* Study material
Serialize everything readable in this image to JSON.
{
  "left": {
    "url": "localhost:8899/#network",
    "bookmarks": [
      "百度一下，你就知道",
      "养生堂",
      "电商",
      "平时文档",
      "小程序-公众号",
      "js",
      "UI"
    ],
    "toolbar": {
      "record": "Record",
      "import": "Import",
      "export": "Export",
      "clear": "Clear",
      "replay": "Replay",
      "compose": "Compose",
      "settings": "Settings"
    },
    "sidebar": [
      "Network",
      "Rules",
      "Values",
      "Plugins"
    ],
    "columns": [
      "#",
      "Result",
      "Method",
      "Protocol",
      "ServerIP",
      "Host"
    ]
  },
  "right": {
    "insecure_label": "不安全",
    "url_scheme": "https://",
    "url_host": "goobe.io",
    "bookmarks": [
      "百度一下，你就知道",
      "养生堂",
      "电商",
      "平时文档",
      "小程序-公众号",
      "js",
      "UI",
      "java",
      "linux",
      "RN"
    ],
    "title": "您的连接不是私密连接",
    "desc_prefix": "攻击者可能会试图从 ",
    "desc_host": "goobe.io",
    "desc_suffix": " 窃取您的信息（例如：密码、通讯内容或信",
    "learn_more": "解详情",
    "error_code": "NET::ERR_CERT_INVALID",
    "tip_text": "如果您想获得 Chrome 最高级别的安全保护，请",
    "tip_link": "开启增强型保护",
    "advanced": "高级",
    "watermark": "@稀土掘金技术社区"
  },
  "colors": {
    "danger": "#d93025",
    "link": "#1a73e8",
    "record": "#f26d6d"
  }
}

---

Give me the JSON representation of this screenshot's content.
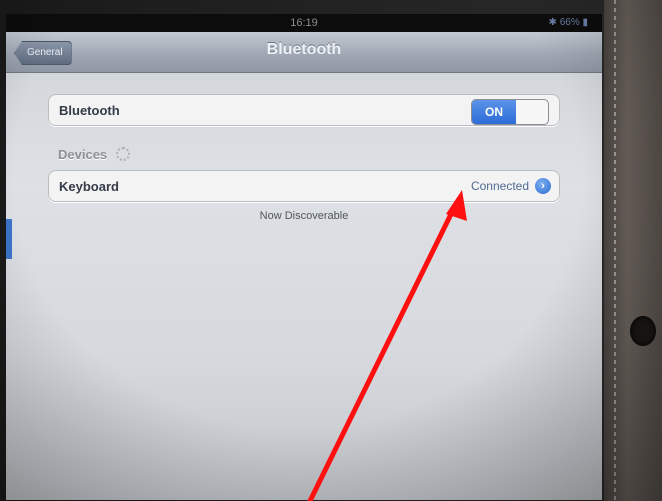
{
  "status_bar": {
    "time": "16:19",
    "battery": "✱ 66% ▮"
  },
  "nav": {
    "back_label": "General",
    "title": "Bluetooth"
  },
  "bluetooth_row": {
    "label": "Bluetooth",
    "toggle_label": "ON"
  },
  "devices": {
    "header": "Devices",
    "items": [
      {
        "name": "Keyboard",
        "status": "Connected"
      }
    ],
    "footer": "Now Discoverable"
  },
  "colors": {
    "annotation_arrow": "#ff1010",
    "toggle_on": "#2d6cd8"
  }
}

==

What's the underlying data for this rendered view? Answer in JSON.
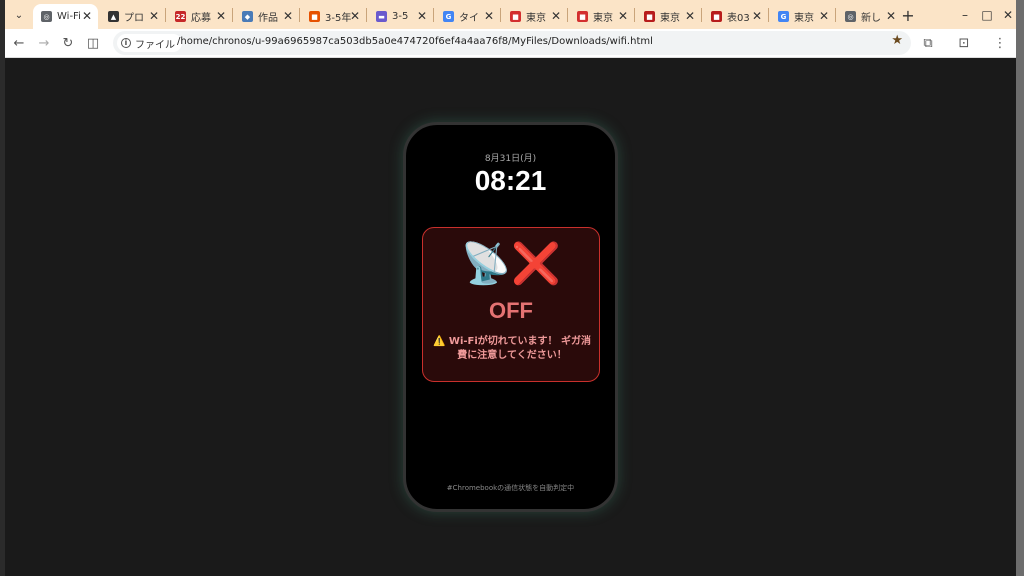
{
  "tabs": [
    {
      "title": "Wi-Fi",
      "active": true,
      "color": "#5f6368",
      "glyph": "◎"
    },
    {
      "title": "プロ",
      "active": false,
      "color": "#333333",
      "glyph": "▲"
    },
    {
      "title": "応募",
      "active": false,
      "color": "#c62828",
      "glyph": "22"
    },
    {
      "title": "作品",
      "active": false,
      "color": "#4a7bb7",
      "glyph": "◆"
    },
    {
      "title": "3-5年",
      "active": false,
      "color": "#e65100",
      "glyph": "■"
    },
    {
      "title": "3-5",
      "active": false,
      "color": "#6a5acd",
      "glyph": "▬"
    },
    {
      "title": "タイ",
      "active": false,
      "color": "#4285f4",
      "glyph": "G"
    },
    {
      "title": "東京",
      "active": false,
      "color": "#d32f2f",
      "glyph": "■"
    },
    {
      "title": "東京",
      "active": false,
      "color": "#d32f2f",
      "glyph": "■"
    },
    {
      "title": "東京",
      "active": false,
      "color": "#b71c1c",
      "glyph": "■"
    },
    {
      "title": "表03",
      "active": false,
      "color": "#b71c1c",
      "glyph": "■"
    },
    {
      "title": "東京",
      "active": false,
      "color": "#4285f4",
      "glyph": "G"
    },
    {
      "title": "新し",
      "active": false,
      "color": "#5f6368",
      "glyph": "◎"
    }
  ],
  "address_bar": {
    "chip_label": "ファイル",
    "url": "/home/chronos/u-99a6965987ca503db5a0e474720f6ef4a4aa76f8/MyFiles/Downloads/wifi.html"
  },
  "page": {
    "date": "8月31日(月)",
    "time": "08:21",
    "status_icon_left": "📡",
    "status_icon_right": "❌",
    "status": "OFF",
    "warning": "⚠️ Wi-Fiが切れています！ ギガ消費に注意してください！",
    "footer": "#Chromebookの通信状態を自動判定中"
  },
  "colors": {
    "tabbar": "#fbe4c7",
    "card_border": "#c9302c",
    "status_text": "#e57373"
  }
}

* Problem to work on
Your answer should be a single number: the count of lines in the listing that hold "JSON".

* Answer below
3